The volume not only investigates Lee's greatest successes—Crouching Tiger Hidden Dragon (2000), which transformed the status of Chinese martial arts films across the globe, and Brokeback Mountain (2005), which challenged the reception and presentation of homosexuality in mainstream cinema - it also discusses his earlier works, such as Eat Drink Man Woman (1994) and The Wedding Banquet (1993). By looking at the beginnings of Lee's career, Whitney Crothers Dilley positions the filmmaker's work within the roots of the Taiwan New Cinema movement, as well as the larger context of world cinema. Accessible, lively and incisive, this new addition to our Directors' Cuts series not only provides a valuable academic resource but also an enjoyable read for anyone interested in this acclaimed director.
natural choice for Ang Lee as a topic because it delves into the psychology of the human heart at a crucial moment of change in American history. As noted, through the astonishing diversity of his earlier ﬁlms, Lee has dealt repeatedly with topics that displayed keen cultural and historical insight. For example, Lee’s early works such as Pushing Hands, The Wedding Banquet, and Eat Drink Man Woman helped to demonstrate the eﬀects of globalization and culture clash; these themes in Lee’s work from

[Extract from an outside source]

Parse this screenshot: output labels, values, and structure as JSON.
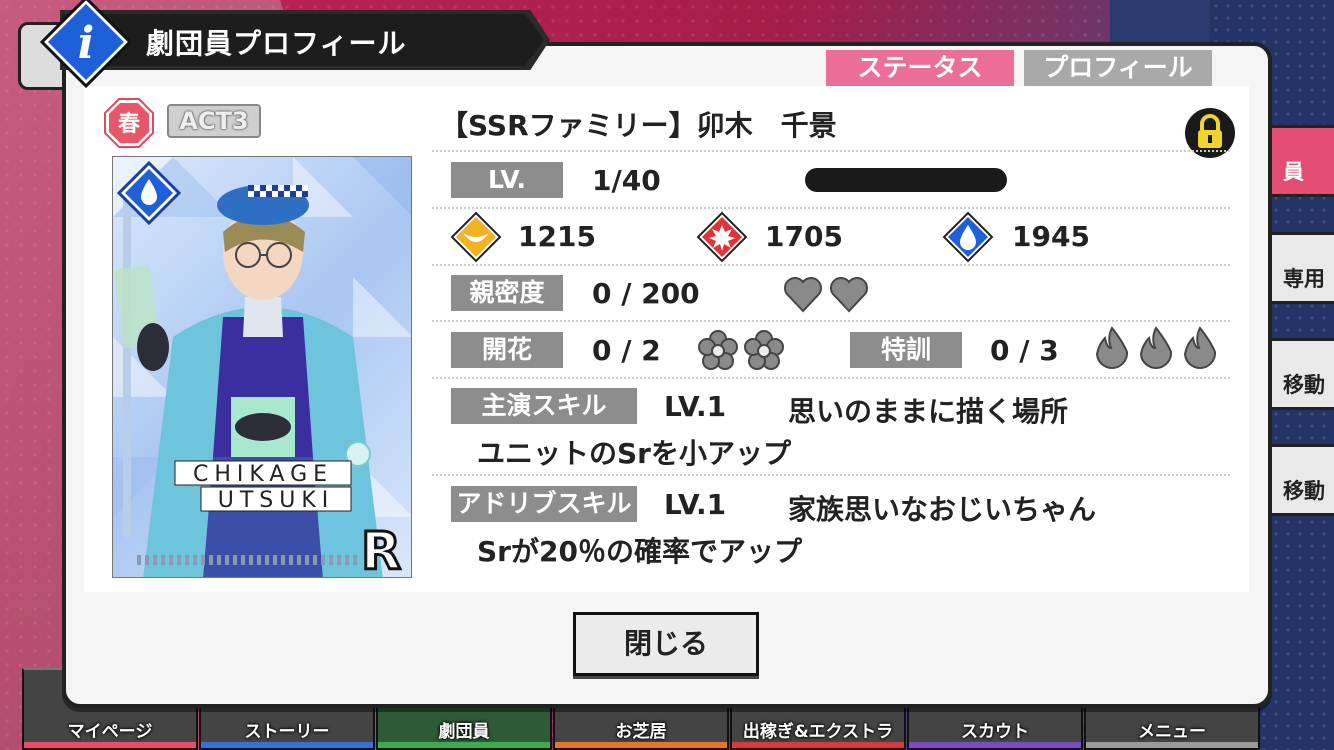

the government relent and allow the ﬁlm open distribution in Taiwan. Taiwanese ﬁlms are increasingly recognized as an important development in the arena of world cinema, in terms of both aesthetic quality and for their liberalizing eﬀects on Taiwan government and society. The major Taiwan ﬁlm directors who have won international attention and acclaim are Hou Hsiao-hsien, Edward Yang, Ang Lee, and Tsai Ming-liang. Hou Hsiao-hsien was one of the key ﬁgures in the early cinematic movement known as
Mario Moretti (Daniel J. Travanti), a former political activist and writer who, aging into his sixties, urgently needs some money to pay oﬀ a gambling debt. Her boyfriend borrows some money from his friends to pay the old man so he and Siao Yu can fake a marriage as husband and wife. While Immigration and Naturalization Service (INS) agents check on them repeatedly to make sure it is a legitimate marriage, the story takes some moving turns before the Green Card is ﬁnally granted. Rene Liu, whose
screenplay by James Schamus develops Moody’s ideas through broken sentences, unﬁnished thoughts, and interrupted communications. This creates a marvelous sense of T H E I C E S TO R M 99 abstraction and fragmentation; at the same time, the viewer is able to piece together the bits of dialogue to come to a more complete understanding of the characters. As has been mentioned, this fragmented eﬀect is similar to cubist art, where small segments of the picture can be observed from diﬀerent
ﬁgure of the Hulk, who longs to be loved and accepted, embracing his girlfriend Betty tenderly after going on a wild, untamed rampage, is a pathetic one, as is the image of the Hulk plummeting forlornly back to earth after hanging onto the fuselage of an airplane. No one wants him—he is completely rejected by humanity. He is the ultimate antihero. Perhaps Lee was facing an impossible task as he attempted to win the audience’s sympathy, understanding, or aﬀection for the disenchanting Hulk. The